Modernity has given birth to the “college experience,” a notion that an undergraduate degree encompasses more than just tedious coursework. It is an idea that college students receive an experience that allows them to discover their interests and sets them on a path of discovery. College is now viewed as a place made up of many different people, clubs and organizations which all foster a sense of community while altogether embracing individualism. UCR touts its own diversity of people and ideas as a foundational element of the student experience it claims to offer. In fact, this diversity is one of the first things many people hear about the school. However, there are those who point to a noticeable disconnect at UCR between students and their community.
There are many contributing factors to the lack of student engagement at UCR. Before anyone sets foot on campus, UCR is often considered the UC reject school, a fictional ranking borne out of UCR’s lack of premier status. Many feel as though this is the easiest or one of the easiest UC schools to get into and succeed at. This reputation alone may cause incoming freshman to feel justifiably reluctant to engage with a place that they feel represents their lack of academic strength or achievement. Fortunately, there are many who view the school in terms of national rankings, and all things considered, this is still a UC campus which contributes substantially in certain fields of research such as entomology and agricultural science.
Even after students accept admission to UCR, a large percentage of them commute to school. The distance people live away from campus may reflect the distance they feel from the UCR community. This status as a commuter school makes it hard for students to get involved in various organizations and clubs because of the time commitment, which for many includes travel and gas, is just too much. A commuter, especially if they have to maintain a job, may not find it easy to participate in school activities when they simply cannot afford to spend that time on campus.
There are also problems for those who do live on, or very close to, campus and visibility is one such issue. Despite Wednesday tabling efforts and various fairs or expositions like those typically occurring during orientation, outreach from clubs and organizations is limited. Email lists are rarely utilized, and unless a student already has a particular interest represented by those entities, they will likely be avoidant. It is difficult to know what the right kind of advertising should be for organizations on campus, but databases — perhaps linked in R’Web — could be a start.
Another finger of blame is pointed at the Associated Students of UCR (ASUCR), the student body government, as part of the senate’s responsibility is to represent and advocate for the UCR community, including all of its clubs and organizations. This is not just to foster this community, though that should be a primary responsibility of theirs, but also to provide students with that knowledge so that they may take advantage of potential opportunities offered by those organizations such as scholarships or internships. Students have pointed to a lackluster social media presence and an all-talk-no-action attitude on ASUCR’s part.
Another group responsible for encouraging student engagement is the administration itself, who are the primary promoters of this school. While their efforts are understandably focused outwards, they need to also maintain the sense of community they sell to others within the school once students they have attracted arrive. It falls upon the administration to properly fund and effectively market opportunities for community engagement to students in ways that accommodate both live-in and commuter students.
Riverside itself is not the most lively city.

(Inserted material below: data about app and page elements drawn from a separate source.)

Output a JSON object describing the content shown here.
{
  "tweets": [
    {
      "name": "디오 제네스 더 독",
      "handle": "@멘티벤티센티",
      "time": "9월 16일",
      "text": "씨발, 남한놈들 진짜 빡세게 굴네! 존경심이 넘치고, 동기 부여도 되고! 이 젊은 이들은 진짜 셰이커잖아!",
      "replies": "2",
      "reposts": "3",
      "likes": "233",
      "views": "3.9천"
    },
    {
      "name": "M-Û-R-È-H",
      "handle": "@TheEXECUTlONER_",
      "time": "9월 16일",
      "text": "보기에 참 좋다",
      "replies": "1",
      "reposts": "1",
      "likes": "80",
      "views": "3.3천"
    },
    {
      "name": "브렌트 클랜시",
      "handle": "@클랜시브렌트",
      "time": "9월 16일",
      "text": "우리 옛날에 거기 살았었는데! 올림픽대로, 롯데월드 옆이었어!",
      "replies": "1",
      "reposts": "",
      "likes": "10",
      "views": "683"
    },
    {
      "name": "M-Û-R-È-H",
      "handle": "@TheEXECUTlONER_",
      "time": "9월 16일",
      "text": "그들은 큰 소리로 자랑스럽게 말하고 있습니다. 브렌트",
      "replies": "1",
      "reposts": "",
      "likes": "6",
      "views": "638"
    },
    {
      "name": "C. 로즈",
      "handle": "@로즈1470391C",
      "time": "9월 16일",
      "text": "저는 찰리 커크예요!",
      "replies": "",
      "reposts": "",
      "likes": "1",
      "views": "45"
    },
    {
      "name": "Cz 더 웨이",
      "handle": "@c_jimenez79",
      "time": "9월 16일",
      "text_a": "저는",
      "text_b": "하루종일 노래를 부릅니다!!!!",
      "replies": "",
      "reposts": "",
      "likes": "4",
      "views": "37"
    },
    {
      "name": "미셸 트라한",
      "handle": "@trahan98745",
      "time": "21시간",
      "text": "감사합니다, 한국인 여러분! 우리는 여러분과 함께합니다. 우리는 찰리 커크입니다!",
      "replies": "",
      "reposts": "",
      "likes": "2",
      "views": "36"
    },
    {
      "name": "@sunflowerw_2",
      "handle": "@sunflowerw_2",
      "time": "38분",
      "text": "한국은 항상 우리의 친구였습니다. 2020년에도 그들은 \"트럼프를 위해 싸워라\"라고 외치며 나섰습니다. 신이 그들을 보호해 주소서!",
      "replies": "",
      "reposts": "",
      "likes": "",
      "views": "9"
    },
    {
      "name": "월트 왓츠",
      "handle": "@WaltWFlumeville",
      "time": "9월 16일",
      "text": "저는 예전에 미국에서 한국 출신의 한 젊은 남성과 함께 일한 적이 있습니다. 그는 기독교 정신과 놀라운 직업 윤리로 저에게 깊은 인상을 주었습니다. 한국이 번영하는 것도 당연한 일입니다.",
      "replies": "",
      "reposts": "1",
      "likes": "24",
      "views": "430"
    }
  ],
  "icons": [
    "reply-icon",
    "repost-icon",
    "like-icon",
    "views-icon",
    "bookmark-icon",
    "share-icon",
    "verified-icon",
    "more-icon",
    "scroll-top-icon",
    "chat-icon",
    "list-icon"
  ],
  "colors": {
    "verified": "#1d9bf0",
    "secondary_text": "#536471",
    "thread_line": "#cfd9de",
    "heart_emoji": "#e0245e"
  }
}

It is distant, often viewed as the outlands to the much more trendy and popular Los Angeles and does not necessarily embrace the university as much as it should. Students point to a lack of student discounts in the city, and combined with the fact that many students commute home for weekends, this makes the area unattractive to students as a primary physical representation of their community. If on-campus organizations could partner with local businesses to offer improved student experiences within the city, more students might opt to stay in town and ultimately bolster that sense of community that many feel is lacking.
It is difficult to only blame the people who make up the community, however. Technology is a major concern, as both social media and entertainment media consume greater and greater portions of people’s time and energy. Without prior knowledge of a club or interest in a campus issue, it is easy for students to walk by clubs they may enjoy while their heads remain buried in their smartphones. Combined with a lackluster social media presence on the part of ASUCR and various organizations on campus, this disconnect keeps students in their own bubble of friends and not engagement with the community on a larger scale.
At a certain point, however, a large part of the onus falls on the students themselves. There is only so much the administration, ASUCR, clubs and organizations can do before it falls on the student’s shoulders to seek out these opportunities and fan the flames of the highlander community. While there may be concerns with visibility and marketing, there are resources like the UCR website, flyers around campus and the tabling efforts from clubs. There is only so much marketing, tabling and emailing that ASUCR, the administration, clubs and organizations can do before they need to rely on discovery by everyday students. At a certain point students should want to be Highlanders, foster that sense of pride and community and not wait for the community to come to them.